Name withheld by request
No more fretting: I was overjoyed to hear that John Lomax has finally affixed his all-important stamp of approval on Green Day after all these years [Playbill, August 18].
I had been lying awake nights fretting over the fact that this "music critic" and his (ahem) girlfriend had problems with the band up until its recently released American Idiot album. Now I can live in peace.
I mean, a man like Lomax, who apparently forms his professional and expert opinions about a band based solely on the Top 40 hits he hears on corporate radio, or how many times their videos are played on MTV, must be an expert, right? Thank God he finally approves.
A word of advice to the Houston Press: Get a real music critic so poor John doesn't have to watch his beloved MTV at 7:30 a.m.
As an unemployed music critic, John could gain valuable insight into all kinds of bands being played on KRBE, and he could have his MTV till his brains finished leaking out his ears.
It'd be best for everyone involved.
Enlightened and concerned reader

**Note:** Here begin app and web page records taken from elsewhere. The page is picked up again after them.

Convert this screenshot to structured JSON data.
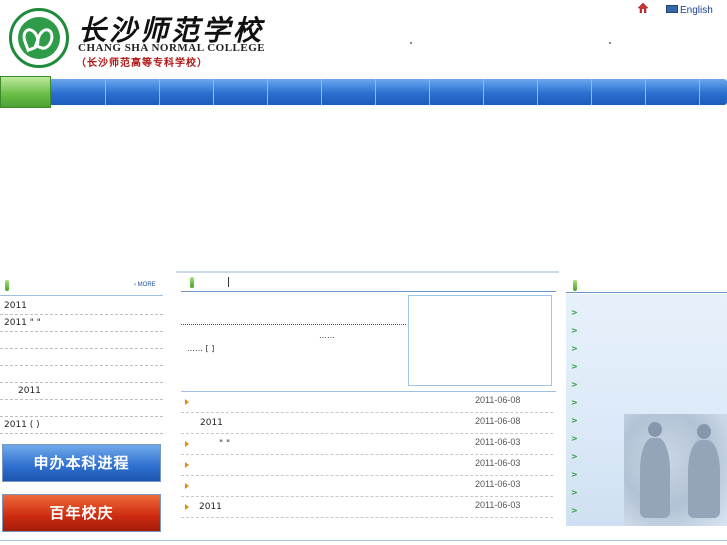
{
  "header": {
    "logo_cn": "长沙师范学校",
    "logo_en": "CHANG SHA NORMAL COLLEGE",
    "logo_sub": "（长沙师范高等专科学校）",
    "english_label": "English"
  },
  "left": {
    "more_label": "MORE",
    "items": [
      "2011",
      "2011 \" \"",
      "",
      "",
      "",
      "2011",
      "",
      "2011      (   )"
    ],
    "banner_1": "申办本科进程",
    "banner_2": "百年校庆"
  },
  "middle": {
    "ellipsis": "……",
    "more": "…… [ ]",
    "news": [
      {
        "title": "",
        "date": "2011-06-08"
      },
      {
        "title": "2011",
        "date": "2011-06-08"
      },
      {
        "title": "       \" \"",
        "date": "2011-06-03"
      },
      {
        "title": "",
        "date": "2011-06-03"
      },
      {
        "title": "",
        "date": "2011-06-03"
      },
      {
        "title": "2011",
        "date": "2011-06-03"
      }
    ]
  },
  "right": {
    "arrow": ">",
    "item_count_label": ""
  },
  "colors": {
    "nav_blue": "#2b6fd0",
    "nav_green": "#6cc04a",
    "link_blue": "#1a4fa0",
    "bullet_orange": "#e48a1a"
  }
}
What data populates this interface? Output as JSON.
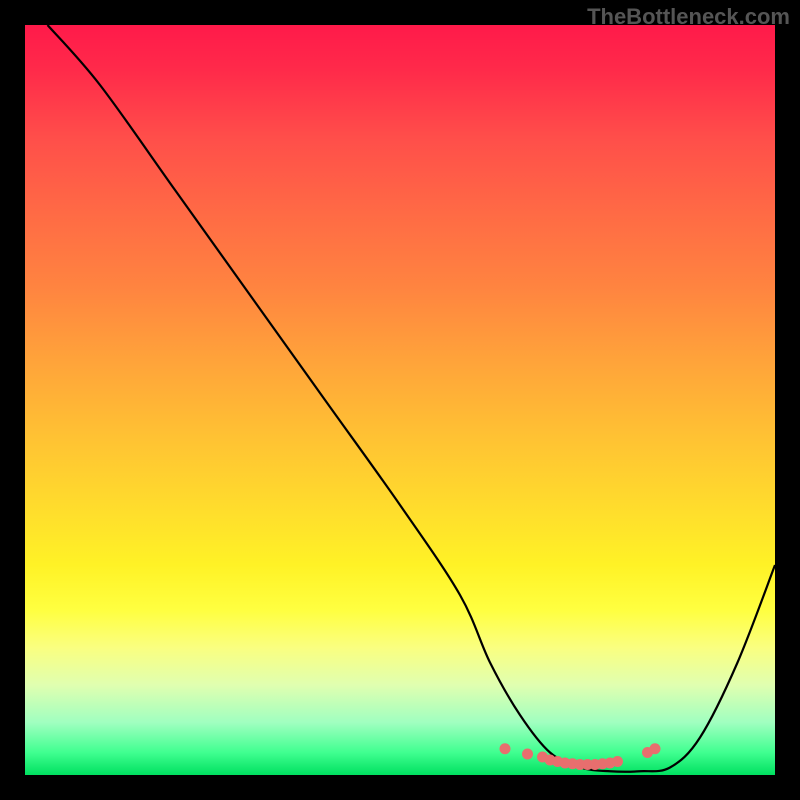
{
  "watermark": "TheBottleneck.com",
  "chart_data": {
    "type": "line",
    "title": "",
    "xlabel": "",
    "ylabel": "",
    "xlim": [
      0,
      100
    ],
    "ylim": [
      0,
      100
    ],
    "series": [
      {
        "name": "bottleneck-curve",
        "x": [
          3,
          10,
          20,
          30,
          40,
          50,
          58,
          62,
          66,
          70,
          74,
          78,
          82,
          86,
          90,
          95,
          100
        ],
        "y": [
          100,
          92,
          78,
          64,
          50,
          36,
          24,
          15,
          8,
          3,
          1,
          0.5,
          0.5,
          1,
          5,
          15,
          28
        ],
        "stroke": "#000000"
      }
    ],
    "markers": {
      "name": "valley-dots",
      "color": "#e86e6e",
      "x": [
        64,
        67,
        69,
        70,
        71,
        72,
        73,
        74,
        75,
        76,
        77,
        78,
        79,
        83,
        84
      ],
      "y": [
        3.5,
        2.8,
        2.4,
        2.0,
        1.8,
        1.6,
        1.5,
        1.4,
        1.4,
        1.4,
        1.5,
        1.6,
        1.8,
        3.0,
        3.5
      ]
    },
    "gradient_stops": [
      {
        "pos": 0,
        "color": "#ff1a4a"
      },
      {
        "pos": 50,
        "color": "#ffb030"
      },
      {
        "pos": 80,
        "color": "#ffff40"
      },
      {
        "pos": 100,
        "color": "#00e060"
      }
    ]
  }
}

Because of an editing error, "Texas Burger Binge" (by Robb Walsh, August 25) incorrectly stated that anyone who eats a "mega Mel" at Mel's Country Cafe in under two hours gets the burger for free. In fact, the eater's name goes on the restaurant's Wall of Fame.
The Houston Press regrets the error.
Get the Weekly Newsletter
Our weekly feature stories, movie reviews, calendar picks and more - minus the newsprint and sent directly to your inbox.